Assignment: The listing below is to be output in its exact form.

Source data:
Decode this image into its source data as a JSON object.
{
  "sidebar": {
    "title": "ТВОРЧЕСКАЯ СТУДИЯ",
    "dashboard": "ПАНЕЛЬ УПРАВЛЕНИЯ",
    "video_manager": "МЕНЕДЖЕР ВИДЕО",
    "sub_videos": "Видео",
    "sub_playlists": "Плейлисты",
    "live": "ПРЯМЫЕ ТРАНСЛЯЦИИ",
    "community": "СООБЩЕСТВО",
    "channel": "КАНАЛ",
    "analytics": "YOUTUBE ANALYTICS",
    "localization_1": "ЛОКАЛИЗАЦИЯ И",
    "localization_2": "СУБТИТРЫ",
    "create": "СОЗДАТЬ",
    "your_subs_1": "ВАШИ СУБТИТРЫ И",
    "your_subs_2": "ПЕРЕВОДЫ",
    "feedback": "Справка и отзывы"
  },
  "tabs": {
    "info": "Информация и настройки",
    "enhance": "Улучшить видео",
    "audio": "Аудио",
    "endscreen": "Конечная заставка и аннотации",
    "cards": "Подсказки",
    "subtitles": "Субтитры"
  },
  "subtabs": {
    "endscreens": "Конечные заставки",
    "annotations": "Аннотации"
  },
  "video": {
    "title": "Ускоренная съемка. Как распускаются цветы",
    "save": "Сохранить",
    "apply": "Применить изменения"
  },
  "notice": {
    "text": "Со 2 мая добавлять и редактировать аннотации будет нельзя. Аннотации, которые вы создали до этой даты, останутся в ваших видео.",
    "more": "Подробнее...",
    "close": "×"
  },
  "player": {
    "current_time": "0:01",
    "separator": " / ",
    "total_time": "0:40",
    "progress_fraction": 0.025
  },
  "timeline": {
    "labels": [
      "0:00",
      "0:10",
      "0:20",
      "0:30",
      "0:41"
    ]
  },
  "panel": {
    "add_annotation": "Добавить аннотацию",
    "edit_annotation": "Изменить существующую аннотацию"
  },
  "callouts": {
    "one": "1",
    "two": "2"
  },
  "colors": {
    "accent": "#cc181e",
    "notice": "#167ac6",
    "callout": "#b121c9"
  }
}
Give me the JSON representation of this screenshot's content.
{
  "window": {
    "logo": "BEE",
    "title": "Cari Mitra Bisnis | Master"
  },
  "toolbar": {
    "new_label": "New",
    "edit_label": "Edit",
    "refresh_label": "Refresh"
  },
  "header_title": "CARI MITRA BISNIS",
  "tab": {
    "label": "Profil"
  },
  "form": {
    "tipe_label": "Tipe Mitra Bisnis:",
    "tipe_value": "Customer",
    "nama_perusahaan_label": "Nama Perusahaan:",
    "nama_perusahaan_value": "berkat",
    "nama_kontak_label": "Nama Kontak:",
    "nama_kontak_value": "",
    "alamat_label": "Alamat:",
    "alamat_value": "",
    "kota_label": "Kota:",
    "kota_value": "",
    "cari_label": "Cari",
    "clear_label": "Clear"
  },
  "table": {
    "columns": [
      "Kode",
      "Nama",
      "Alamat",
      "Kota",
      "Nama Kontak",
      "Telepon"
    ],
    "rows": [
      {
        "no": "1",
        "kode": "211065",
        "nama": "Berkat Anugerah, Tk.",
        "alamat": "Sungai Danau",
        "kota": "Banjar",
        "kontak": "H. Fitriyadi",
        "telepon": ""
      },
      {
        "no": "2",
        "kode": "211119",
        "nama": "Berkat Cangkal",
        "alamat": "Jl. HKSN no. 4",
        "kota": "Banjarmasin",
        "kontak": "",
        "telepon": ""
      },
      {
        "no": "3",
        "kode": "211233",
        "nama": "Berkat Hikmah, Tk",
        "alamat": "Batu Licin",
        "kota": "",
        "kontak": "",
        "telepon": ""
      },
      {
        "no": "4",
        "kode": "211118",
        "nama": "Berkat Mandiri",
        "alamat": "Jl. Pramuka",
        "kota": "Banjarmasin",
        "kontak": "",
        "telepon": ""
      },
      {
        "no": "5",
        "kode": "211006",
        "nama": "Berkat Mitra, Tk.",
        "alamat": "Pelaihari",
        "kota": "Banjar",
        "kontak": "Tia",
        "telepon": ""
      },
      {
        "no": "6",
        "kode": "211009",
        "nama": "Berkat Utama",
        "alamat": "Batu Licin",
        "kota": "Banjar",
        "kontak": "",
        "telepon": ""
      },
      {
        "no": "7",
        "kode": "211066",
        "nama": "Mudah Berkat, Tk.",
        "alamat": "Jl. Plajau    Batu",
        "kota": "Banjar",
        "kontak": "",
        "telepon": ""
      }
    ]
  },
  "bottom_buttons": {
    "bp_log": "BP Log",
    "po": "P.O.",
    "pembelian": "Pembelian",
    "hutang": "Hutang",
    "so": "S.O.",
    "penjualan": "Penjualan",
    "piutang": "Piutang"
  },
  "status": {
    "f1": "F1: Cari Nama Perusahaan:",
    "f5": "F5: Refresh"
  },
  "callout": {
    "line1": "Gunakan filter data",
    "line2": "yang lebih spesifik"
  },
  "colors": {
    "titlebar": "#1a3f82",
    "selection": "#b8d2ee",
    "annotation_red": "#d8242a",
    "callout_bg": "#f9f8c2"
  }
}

Result for this task:
Decode this image into its source data as a JSON object.
{
  "sidebar": {
    "title": "ТВОРЧЕСКАЯ СТУДИЯ",
    "dashboard": "ПАНЕЛЬ УПРАВЛЕНИЯ",
    "video_manager": "МЕНЕДЖЕР ВИДЕО",
    "sub_videos": "Видео",
    "sub_playlists": "Плейлисты",
    "live": "ПРЯМЫЕ ТРАНСЛЯЦИИ",
    "community": "СООБЩЕСТВО",
    "channel": "КАНАЛ",
    "analytics": "YOUTUBE ANALYTICS",
    "localization_1": "ЛОКАЛИЗАЦИЯ И",
    "localization_2": "СУБТИТРЫ",
    "create": "СОЗДАТЬ",
    "your_subs_1": "ВАШИ СУБТИТРЫ И",
    "your_subs_2": "ПЕРЕВОДЫ",
    "feedback": "Справка и отзывы"
  },
  "tabs": {
    "info": "Информация и настройки",
    "enhance": "Улучшить видео",
    "audio": "Аудио",
    "endscreen": "Конечная заставка и аннотации",
    "cards": "Подсказки",
    "subtitles": "Субтитры"
  },
  "subtabs": {
    "endscreens": "Конечные заставки",
    "annotations": "Аннотации"
  },
  "video": {
    "title": "Ускоренная съемка. Как распускаются цветы",
    "save": "Сохранить",
    "apply": "Применить изменения"
  },
  "notice": {
    "text": "Со 2 мая добавлять и редактировать аннотации будет нельзя. Аннотации, которые вы создали до этой даты, останутся в ваших видео.",
    "more": "Подробнее...",
    "close": "×"
  },
  "player": {
    "current_time": "0:01",
    "separator": " / ",
    "total_time": "0:40",
    "progress_fraction": 0.025
  },
  "timeline": {
    "labels": [
      "0:00",
      "0:10",
      "0:20",
      "0:30",
      "0:41"
    ]
  },
  "panel": {
    "add_annotation": "Добавить аннотацию",
    "edit_annotation": "Изменить существующую аннотацию"
  },
  "callouts": {
    "one": "1",
    "two": "2"
  },
  "colors": {
    "accent": "#cc181e",
    "notice": "#167ac6",
    "callout": "#b121c9"
  }
}
Give me the JSON representation of this screenshot's content.
{
  "window": {
    "logo": "BEE",
    "title": "Cari Mitra Bisnis | Master"
  },
  "toolbar": {
    "new_label": "New",
    "edit_label": "Edit",
    "refresh_label": "Refresh"
  },
  "header_title": "CARI MITRA BISNIS",
  "tab": {
    "label": "Profil"
  },
  "form": {
    "tipe_label": "Tipe Mitra Bisnis:",
    "tipe_value": "Customer",
    "nama_perusahaan_label": "Nama Perusahaan:",
    "nama_perusahaan_value": "berkat",
    "nama_kontak_label": "Nama Kontak:",
    "nama_kontak_value": "",
    "alamat_label": "Alamat:",
    "alamat_value": "",
    "kota_label": "Kota:",
    "kota_value": "",
    "cari_label": "Cari",
    "clear_label": "Clear"
  },
  "table": {
    "columns": [
      "Kode",
      "Nama",
      "Alamat",
      "Kota",
      "Nama Kontak",
      "Telepon"
    ],
    "rows": [
      {
        "no": "1",
        "kode": "211065",
        "nama": "Berkat Anugerah, Tk.",
        "alamat": "Sungai Danau",
        "kota": "Banjar",
        "kontak": "H. Fitriyadi",
        "telepon": ""
      },
      {
        "no": "2",
        "kode": "211119",
        "nama": "Berkat Cangkal",
        "alamat": "Jl. HKSN no. 4",
        "kota": "Banjarmasin",
        "kontak": "",
        "telepon": ""
      },
      {
        "no": "3",
        "kode": "211233",
        "nama": "Berkat Hikmah, Tk",
        "alamat": "Batu Licin",
        "kota": "",
        "kontak": "",
        "telepon": ""
      },
      {
        "no": "4",
        "kode": "211118",
        "nama": "Berkat Mandiri",
        "alamat": "Jl. Pramuka",
        "kota": "Banjarmasin",
        "kontak": "",
        "telepon": ""
      },
      {
        "no": "5",
        "kode": "211006",
        "nama": "Berkat Mitra, Tk.",
        "alamat": "Pelaihari",
        "kota": "Banjar",
        "kontak": "Tia",
        "telepon": ""
      },
      {
        "no": "6",
        "kode": "211009",
        "nama": "Berkat Utama",
        "alamat": "Batu Licin",
        "kota": "Banjar",
        "kontak": "",
        "telepon": ""
      },
      {
        "no": "7",
        "kode": "211066",
        "nama": "Mudah Berkat, Tk.",
        "alamat": "Jl. Plajau    Batu",
        "kota": "Banjar",
        "kontak": "",
        "telepon": ""
      }
    ]
  },
  "bottom_buttons": {
    "bp_log": "BP Log",
    "po": "P.O.",
    "pembelian": "Pembelian",
    "hutang": "Hutang",
    "so": "S.O.",
    "penjualan": "Penjualan",
    "piutang": "Piutang"
  },
  "status": {
    "f1": "F1: Cari Nama Perusahaan:",
    "f5": "F5: Refresh"
  },
  "callout": {
    "line1": "Gunakan filter data",
    "line2": "yang lebih spesifik"
  },
  "colors": {
    "titlebar": "#1a3f82",
    "selection": "#b8d2ee",
    "annotation_red": "#d8242a",
    "callout_bg": "#f9f8c2"
  }
}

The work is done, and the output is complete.